■ Activity
Scan the records below and copy every line that contains the string "Scene".

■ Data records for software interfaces

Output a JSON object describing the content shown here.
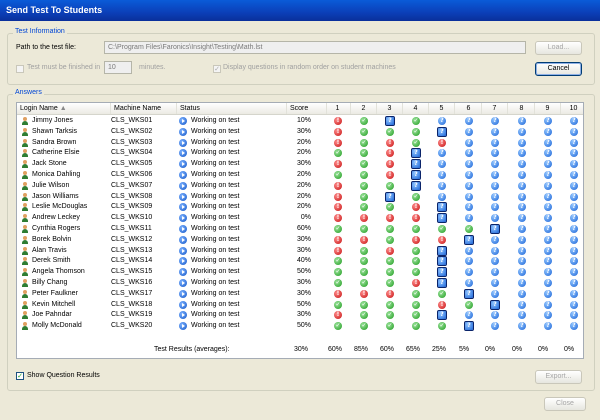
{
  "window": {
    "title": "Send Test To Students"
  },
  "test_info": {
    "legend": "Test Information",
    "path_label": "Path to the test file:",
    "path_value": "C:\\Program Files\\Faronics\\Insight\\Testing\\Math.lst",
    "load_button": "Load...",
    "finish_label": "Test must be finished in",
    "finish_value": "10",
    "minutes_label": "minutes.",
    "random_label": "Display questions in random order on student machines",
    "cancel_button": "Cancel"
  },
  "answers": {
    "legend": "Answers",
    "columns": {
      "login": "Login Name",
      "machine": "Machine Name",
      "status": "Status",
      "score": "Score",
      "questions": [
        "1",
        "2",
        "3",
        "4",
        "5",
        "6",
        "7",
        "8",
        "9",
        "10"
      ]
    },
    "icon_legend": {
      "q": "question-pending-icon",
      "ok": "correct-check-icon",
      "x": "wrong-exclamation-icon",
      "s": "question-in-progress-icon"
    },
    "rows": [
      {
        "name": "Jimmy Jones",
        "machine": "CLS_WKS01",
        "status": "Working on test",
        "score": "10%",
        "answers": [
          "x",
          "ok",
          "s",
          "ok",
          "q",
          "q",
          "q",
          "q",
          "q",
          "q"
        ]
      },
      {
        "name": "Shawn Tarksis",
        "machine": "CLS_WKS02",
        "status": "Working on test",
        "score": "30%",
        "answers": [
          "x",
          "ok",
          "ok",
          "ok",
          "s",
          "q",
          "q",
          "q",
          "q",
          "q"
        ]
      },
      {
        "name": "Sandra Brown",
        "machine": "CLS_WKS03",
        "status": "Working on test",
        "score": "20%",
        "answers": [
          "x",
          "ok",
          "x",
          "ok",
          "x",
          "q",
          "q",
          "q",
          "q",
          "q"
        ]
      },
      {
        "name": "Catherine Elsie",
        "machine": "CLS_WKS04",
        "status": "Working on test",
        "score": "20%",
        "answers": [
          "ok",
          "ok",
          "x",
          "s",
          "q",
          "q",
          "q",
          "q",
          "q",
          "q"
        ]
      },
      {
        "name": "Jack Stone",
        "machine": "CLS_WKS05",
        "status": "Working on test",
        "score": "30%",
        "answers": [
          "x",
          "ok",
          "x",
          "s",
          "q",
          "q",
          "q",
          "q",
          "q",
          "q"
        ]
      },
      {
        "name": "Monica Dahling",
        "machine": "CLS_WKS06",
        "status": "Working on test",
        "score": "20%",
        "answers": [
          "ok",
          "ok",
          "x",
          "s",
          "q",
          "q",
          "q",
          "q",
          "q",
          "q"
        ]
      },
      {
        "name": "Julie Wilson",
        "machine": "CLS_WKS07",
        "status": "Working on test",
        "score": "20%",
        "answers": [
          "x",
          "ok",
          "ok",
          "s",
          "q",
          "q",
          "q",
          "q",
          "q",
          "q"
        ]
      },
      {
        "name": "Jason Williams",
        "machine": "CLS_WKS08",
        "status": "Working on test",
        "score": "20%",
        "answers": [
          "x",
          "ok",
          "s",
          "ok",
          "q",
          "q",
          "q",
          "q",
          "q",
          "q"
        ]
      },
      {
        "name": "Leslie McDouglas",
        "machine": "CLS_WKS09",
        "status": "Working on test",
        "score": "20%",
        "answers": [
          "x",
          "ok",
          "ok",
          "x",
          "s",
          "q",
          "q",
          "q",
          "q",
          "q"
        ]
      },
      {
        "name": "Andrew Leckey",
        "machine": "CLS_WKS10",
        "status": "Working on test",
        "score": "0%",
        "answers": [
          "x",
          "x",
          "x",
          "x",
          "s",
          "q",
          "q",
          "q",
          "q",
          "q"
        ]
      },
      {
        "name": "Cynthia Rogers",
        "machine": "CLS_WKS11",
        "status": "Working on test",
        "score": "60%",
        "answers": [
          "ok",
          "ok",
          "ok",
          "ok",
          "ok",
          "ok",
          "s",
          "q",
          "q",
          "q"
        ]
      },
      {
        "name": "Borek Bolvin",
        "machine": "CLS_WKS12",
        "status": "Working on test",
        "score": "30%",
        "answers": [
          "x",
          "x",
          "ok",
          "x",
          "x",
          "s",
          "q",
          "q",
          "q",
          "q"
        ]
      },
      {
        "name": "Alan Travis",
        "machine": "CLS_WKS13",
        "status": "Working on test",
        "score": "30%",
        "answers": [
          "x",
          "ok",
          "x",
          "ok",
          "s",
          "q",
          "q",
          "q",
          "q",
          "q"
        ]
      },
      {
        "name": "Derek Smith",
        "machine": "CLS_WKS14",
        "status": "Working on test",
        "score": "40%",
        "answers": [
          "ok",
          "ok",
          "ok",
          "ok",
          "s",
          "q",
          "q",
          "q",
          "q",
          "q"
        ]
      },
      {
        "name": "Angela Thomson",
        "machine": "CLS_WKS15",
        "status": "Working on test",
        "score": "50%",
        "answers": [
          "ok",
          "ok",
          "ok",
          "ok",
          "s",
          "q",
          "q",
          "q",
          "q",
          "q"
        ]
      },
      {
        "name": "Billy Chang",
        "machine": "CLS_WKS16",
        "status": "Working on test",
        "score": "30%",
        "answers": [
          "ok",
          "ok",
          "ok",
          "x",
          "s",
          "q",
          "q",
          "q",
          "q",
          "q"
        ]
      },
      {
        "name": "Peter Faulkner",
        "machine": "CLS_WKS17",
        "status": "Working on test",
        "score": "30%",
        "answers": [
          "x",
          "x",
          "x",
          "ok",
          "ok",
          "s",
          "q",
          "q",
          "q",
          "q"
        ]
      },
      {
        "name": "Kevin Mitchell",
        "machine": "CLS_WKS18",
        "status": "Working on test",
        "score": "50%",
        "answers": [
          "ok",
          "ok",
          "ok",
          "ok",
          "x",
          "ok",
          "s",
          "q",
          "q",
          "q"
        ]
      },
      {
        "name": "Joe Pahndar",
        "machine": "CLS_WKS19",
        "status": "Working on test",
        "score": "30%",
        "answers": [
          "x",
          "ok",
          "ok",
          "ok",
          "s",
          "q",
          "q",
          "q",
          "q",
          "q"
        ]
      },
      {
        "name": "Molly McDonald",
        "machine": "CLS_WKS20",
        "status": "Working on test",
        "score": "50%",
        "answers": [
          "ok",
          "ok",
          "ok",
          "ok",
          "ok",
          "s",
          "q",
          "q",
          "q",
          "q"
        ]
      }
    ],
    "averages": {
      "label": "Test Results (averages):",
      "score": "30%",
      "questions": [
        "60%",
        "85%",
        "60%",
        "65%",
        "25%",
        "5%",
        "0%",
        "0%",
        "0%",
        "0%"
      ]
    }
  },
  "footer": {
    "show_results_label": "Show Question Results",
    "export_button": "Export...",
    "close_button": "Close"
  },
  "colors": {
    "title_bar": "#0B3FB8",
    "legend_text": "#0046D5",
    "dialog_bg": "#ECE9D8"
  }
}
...
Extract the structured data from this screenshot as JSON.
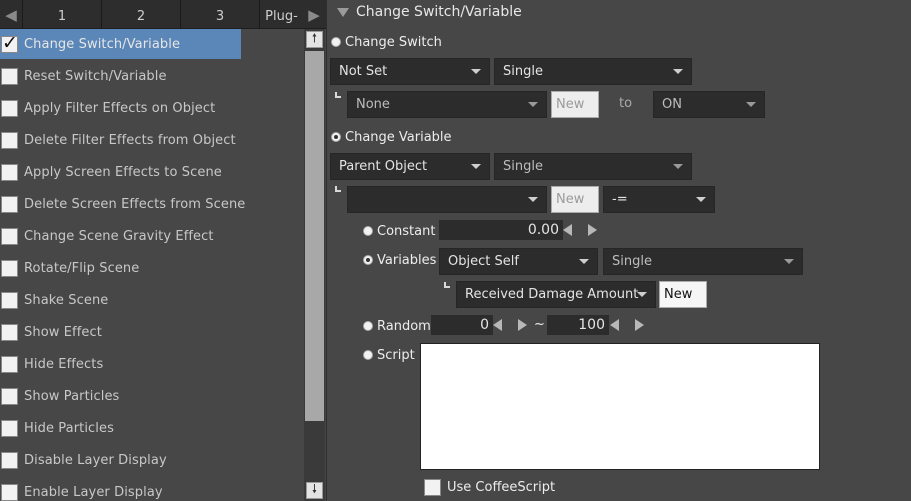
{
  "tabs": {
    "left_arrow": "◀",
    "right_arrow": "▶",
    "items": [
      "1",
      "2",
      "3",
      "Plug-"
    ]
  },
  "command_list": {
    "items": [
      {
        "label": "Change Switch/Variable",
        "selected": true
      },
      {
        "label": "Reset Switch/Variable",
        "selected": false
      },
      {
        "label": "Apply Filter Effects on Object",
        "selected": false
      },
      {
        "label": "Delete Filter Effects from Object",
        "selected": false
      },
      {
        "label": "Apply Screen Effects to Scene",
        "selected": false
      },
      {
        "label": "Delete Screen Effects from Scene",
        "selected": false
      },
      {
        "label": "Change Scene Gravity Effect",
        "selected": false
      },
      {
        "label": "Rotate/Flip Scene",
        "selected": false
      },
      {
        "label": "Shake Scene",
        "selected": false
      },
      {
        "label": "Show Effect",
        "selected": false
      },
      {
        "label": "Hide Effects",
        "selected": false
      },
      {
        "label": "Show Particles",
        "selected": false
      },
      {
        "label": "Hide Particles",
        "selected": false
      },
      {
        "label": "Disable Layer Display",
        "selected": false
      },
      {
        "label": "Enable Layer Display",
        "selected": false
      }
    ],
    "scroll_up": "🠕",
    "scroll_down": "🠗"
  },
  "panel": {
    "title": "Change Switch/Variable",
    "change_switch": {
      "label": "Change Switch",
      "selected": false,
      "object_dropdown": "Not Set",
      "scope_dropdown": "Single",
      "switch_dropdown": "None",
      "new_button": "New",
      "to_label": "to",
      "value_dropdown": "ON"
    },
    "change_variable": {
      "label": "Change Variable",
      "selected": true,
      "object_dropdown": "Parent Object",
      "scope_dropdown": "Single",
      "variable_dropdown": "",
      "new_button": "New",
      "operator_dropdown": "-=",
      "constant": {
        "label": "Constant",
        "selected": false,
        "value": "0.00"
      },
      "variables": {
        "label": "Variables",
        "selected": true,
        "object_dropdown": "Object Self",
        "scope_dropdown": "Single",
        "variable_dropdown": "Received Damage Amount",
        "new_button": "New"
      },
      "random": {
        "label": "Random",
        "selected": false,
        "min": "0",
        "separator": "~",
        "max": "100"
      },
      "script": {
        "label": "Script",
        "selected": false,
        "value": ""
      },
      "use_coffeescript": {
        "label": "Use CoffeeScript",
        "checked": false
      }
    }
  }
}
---
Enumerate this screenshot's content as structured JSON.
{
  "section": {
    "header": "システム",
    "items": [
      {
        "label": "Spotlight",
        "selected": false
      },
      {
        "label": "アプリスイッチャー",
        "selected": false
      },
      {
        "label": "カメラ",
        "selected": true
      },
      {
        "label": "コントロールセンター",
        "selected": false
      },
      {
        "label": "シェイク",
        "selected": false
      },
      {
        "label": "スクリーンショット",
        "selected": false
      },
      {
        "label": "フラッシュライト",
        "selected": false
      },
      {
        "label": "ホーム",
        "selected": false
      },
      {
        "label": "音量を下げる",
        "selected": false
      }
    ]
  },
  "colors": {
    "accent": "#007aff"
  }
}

■ Answer to this exercise
        "label": "Apply Screen Effects to Scene",
        "label": "Delete Screen Effects from Scene",
        "label": "Change Scene Gravity Effect",
        "label": "Rotate/Flip Scene",
        "label": "Shake Scene",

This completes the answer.